    if(randomX <= val1): print("Outcome A") elif (randomX > val1) and (randomX <= val2): print("Outcome B") elif (randomX > val2) and (randomX <= val3): print("Outcome C") elif (randomX > val3) and (randomX <= val4): print("Outcome D") elif (randomX > val4) and (randomX <= val5): print("Outcome E") # Add the duration of the selected edge to the elapsed time duration = int(input("Enter duration: ")) elapsed += duration print("Elapsed time: ", elapsed/60) # Repeat until we reach > 14 minutes

Magic Squares

Sitting in on some undergraduate composition lectured this year, using it as a chance to brush up on some things I was never formally taught. This is particularly beneficial to my knowledge of acoustic contemporary composition (as opposed to the electroacoustic side of things). Yesturday I sat in on a lecture on Maxwell Davies’ use of Magic Square number patterns in Ave Maris Stella (1975; chamber ensemble). I wrote a little python script to generate any odd-order sized square (n), and a the values with modulo wrap (where modulo = n):

# MAGIC SQUARES CALCULATOR
# solves magic square for odd-ordered grid sizes
# owmtxy 17/10/2012
# for python v.2.6.6

n = int(input("Enter (odd) order size (n): "))
square = []
def calculateSquare(row,col):
val = n*((row+col-1+(n/2))%n) + ((row + (2*col)-2)%n)+1;
return val

#Create Array
print "Magic",n,"*",n,"Square Array:"
for i in range(n):
for j in range(n):
square.append(calculateSquare(i+1,j+1))

# Print array in a nice n*n grid
for k in range(n):
print square[k*n:(k*n)+n]

print "n Modulo",n,"Array:

#Create Array of modulo values
modSquare = []

for i in range(n):
for j in range(n):
modulo = (calculateSquare(i+1,j+1)%n)
modSquare.append(modulo)

# Print array in a nice n*n grid
for k in range(n):
print modSquare[k*n:(k*n)+n]

To model Maxwell Davies’ use somewhat, a regular n x n grid is drawn up, and a melody of length n is written to the top row of the grid. Each row is then transposed (using the interval of that top-line melody), the pitch of cell i comes from cell i-(n-1). In a 7×7 grid, the starting pitch of the second row (cell 8), comes from cell 2. Our magic square layout is then used to re-map these cells into a new order, giving us a magic square of pitch classes.

My plan is to use this grid in conjunction with some form of cellular automata to select or ‘activate’ cells of the magic square.

Tendency Masks & Vector-Based Amplitude Panning [Max/MSP]
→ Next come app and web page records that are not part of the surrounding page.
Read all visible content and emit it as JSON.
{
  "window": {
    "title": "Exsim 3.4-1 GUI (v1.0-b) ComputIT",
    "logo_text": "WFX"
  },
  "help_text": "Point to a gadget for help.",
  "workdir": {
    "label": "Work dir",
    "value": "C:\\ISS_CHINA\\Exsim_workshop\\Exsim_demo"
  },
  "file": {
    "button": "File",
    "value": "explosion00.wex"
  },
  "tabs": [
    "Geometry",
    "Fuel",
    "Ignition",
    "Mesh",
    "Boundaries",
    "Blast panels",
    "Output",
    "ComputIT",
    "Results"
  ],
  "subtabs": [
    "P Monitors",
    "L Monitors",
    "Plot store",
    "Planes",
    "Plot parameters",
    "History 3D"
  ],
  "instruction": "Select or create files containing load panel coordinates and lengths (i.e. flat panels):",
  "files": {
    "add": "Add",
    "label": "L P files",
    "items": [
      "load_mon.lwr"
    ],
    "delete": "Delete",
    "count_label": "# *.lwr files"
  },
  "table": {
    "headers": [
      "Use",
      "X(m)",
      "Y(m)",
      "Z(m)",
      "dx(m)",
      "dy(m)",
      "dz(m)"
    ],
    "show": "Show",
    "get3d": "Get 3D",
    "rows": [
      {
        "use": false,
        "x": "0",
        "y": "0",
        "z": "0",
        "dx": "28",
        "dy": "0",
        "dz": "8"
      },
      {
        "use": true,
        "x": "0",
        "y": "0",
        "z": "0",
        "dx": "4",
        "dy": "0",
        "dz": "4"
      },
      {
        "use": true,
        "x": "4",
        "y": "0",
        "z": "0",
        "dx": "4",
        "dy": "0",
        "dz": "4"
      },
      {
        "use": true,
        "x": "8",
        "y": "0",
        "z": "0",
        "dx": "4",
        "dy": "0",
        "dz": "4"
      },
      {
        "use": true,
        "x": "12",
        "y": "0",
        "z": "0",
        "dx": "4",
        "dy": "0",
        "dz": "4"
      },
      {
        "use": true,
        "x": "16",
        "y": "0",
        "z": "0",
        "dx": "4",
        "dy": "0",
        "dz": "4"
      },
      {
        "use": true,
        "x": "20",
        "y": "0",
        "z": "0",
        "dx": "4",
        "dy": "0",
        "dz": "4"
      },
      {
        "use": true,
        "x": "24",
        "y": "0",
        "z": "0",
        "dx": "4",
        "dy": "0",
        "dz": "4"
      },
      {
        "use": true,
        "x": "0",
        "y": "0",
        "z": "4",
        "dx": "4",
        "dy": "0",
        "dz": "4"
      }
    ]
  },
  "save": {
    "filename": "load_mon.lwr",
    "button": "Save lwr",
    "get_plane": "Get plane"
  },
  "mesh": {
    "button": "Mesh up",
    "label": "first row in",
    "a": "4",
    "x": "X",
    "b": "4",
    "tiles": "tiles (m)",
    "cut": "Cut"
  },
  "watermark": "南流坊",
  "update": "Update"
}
Been thinking a bit about Koenig’s ‘Tendency Masks’ since reading more about them in Robert Rowe’s Machine Musicianship the other day. As a distribution method, they seem perhaps too random and arbitrary for generating or controlling pitch parameters (unless we’re talking grain pitch, or other techniques that benefit a more sporadic distribution?) To me, part of the interest in tendency masks lays in their gestural nature, and the possibility to relate this to other gestural behaviours. The patch here is a simple realisation of a tendency mask in Max, controlling some basic MIDI notes and [cycle], hooked up to Ville Pulke‘s vector-based amplitude panning object, [vbap] (just a 2D version at the moment, elevation not hooked up).

This demo is setup as a quadrophonic array using the [vbap]. In this setting, a narrower mask limits our signal to a single speaker location, whilst opening the mask up allows signal to move throughout the array more. Control of the system thereby comes from gesturally navigating narrower bands between speakers, and opening masks up to make full use of the array.

A nice little addition to the tendency mask outlined in Rowe (p.208) is the ability to control density as a separate breakpoint function, thereby changing over time (rather than even throughout). At the moment, my implementation of this is a little shaky at best (controlling the frequency of a [qmetro] object), but the result is there and gives a nice effect. Next steps with this include hooking up the [vbap]’s ‘elevation’ argument, cleaning up the mask density control, and linking it to loudspeaker spreading parameters.

Thanks to Chris Dobrain at the cycling74 forums for his advice on implementing the masks with [function].